Shaw, J., Angellotti, C. J., Lawlor, J., Sloane, J., and Wilbur, J., concurred.
I concur in ordering a reversal of the judgment but do not concur in directing further proceedings in the trial court. I believe judgment should be entered for the plaintiff upon the findings. Every fact necessary for that purpose is found, and the only reason for not doing so that is or can be given is the finding of the trial court upon the point of accord and satisfaction. Even if further proceedings were necessary for a determination of this point, the further proceedings should certainly be confined to a determination of this issue alone. But in truth there is no occasion for retrying even this issue. The main opinion says that the finding as to accord and satisfaction was in effect that there was an executed accord in that the defendant's promise to pay was accepted in satisfaction of the claim sued on. I do not think this construction should be put upon the finding. It reads: "That prior to the beginning of this action, to wit, on the 17th day of February, 1916, as set out in defendant's amended answer under the title 'Third and Separate Defense,' the defendant gave to plaintiff his promise in writing to pay the sum of fifty dollars in full settlement of all claims for damages plaintiff held against the defendant by reason of that certain accident sued upon and set out in plaintiff's complaint herein, and that said plaintiff then and there accepted said promise in writing in full settlement and satisfaction thereof."

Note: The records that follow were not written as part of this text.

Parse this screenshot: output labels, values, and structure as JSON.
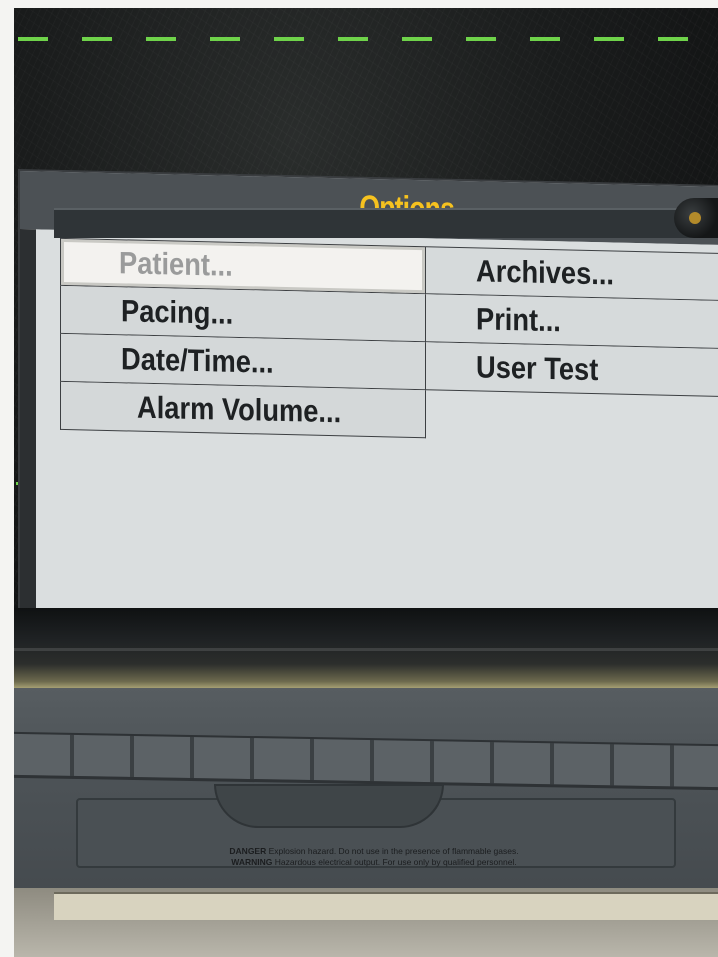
{
  "dialog": {
    "title": "Options",
    "left_items": [
      {
        "label": "Patient...",
        "selected": true
      },
      {
        "label": "Pacing..."
      },
      {
        "label": "Date/Time..."
      },
      {
        "label": "Alarm Volume..."
      }
    ],
    "right_items": [
      {
        "label": "Archives..."
      },
      {
        "label": "Print..."
      },
      {
        "label": "User Test"
      }
    ]
  },
  "warning_label": {
    "line1_prefix": "DANGER",
    "line1": "Explosion hazard. Do not use in the presence of flammable gases.",
    "line2_prefix": "WARNING",
    "line2": "Hazardous electrical output. For use only by qualified personnel."
  },
  "colors": {
    "title": "#f6c21f",
    "trace": "#6fd34a",
    "selected_bg": "#f3f2ef",
    "dialog_bg": "#dadedf",
    "titlebar_bg": "#4c5155"
  }
}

This finding must be construed in connection with, and in the light of, the third and separate defense, to which it refers and whose issues the finding was designed to meet. It seems to me plain enough that all that was intended by the finding was to find an accord and satisfaction "as set out in defendant's amended answer under the title 'Third and Separate Defense.' " It should be borne in mind that the court had previously overruled a demurrer to this portion of the answer holding that it stated a good defense. I do not think it occurred to counsel or to the court that there was any difference whatever between the facts found and those pleaded. The facts pleaded, as the main opinion shows, were wholly insufficient to constitute an accord and satisfaction. They, in fact, showed affirmatively that there was none. Furthermore, I think it plain enough that the defendant cannot amend his answer so as truthfully to allege an accord and satisfaction, and that he could not prove his answer if he did amend. The supposed accord and satisfaction were carried into a writing which constitutes the final memorial of the transaction. That writing is pleaded and is set out in the main opinion and by its terms it not only does not show that the plaintiff gave a release in reliance upon the defendant's promise or accepted the defendant's promise to pay fifty dollars, as distinguished from the actual payment of the fifty dollars, as a final settlement, but does show just the contrary. It declares in so many words that the plaintiff agrees to, that is, will, give a release in consideration of the defendant's promise to pay fifty dollars, that is when he pays the fifty dollars. The release and the payment were plainly to be concurrent, and there was to be no release unless the money were paid. If there were to be a release, that is, a final settlement by the plaintiff, then and there, in consideration of the plaintiff's promise alone, there was no sense in making the writing in the form in which it was made. The plaintiff would have made a release at the time instead of an agreement merely to make one. Summing the matter up, the only reasonable interpretation of the writing is that the matter was not to be closed out between the parties and the plaintiff's claim settled until the sum agreed upon was actually paid; such an agreement is an accord but not a satisfaction; and finally it is not open to the defendant to show any different arrangement because to do so would be to vary the terms of the writing which is the final memorial of the arrangement and is alone competent evidence of what the arrangement was. This being the case, there is no reason for permitting the defendant further to litigate the point, and judgment should be directed against him.